Researchers develop electronic chip that quickly identifies pathogens

A Canadian research team recently created an electronic chip that can rapidly analyze blood and other samples for infectious bacteria, according to an article published in Nature Communications.

Researchers from the University of Toronto developed the technology, which can identify a pathogen in minutes and check for markers of drug resistance. Current detection methods can take days to report the source of infection and even longer to determine the proper antibiotic that should be used.

"Overuse of antibiotics is driving the continued emergence of drug-resistant bacteria," Shana Kelley, a senior author of the study, said. "A chief reason for use of ineffective or inappropriate antibiotics is the lack of a technology that rapidly offers physicians detailed information about the specific cause of the infection."

The researchers developed an integrated circuit that would be able to detect bacteria at concentrations found in patients with a urinary tract infection.

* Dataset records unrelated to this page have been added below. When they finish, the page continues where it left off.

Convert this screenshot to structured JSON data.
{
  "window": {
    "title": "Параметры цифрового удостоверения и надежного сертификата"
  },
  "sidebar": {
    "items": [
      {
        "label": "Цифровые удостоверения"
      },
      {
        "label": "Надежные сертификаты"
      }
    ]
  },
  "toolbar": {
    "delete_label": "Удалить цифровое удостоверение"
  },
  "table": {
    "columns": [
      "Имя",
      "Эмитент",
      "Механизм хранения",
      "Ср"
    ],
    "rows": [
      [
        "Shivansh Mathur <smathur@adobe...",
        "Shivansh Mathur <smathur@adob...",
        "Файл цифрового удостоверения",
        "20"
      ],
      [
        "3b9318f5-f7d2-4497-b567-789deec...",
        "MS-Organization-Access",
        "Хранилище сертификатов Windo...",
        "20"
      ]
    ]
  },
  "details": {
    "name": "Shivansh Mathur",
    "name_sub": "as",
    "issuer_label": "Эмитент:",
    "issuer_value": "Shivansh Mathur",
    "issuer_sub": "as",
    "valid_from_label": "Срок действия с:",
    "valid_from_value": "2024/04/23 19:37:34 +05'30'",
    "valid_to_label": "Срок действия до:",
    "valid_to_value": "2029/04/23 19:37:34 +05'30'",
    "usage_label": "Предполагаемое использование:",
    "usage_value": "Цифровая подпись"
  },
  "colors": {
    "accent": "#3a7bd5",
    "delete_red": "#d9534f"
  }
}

"The chip reported accurately on the type of bacteria in a sample, along with whether the pathogen possessed drug resistance," Brian Lam, the first author of the study, said.

The circuit can accommodate a panel of multiple biomarkers, allowing the researchers to look at each biomarker separately.

The highly sensitive, enzyme-free electrochemical detection method could represent a simpler and more cost effective diagnostic tool for bacterial testing.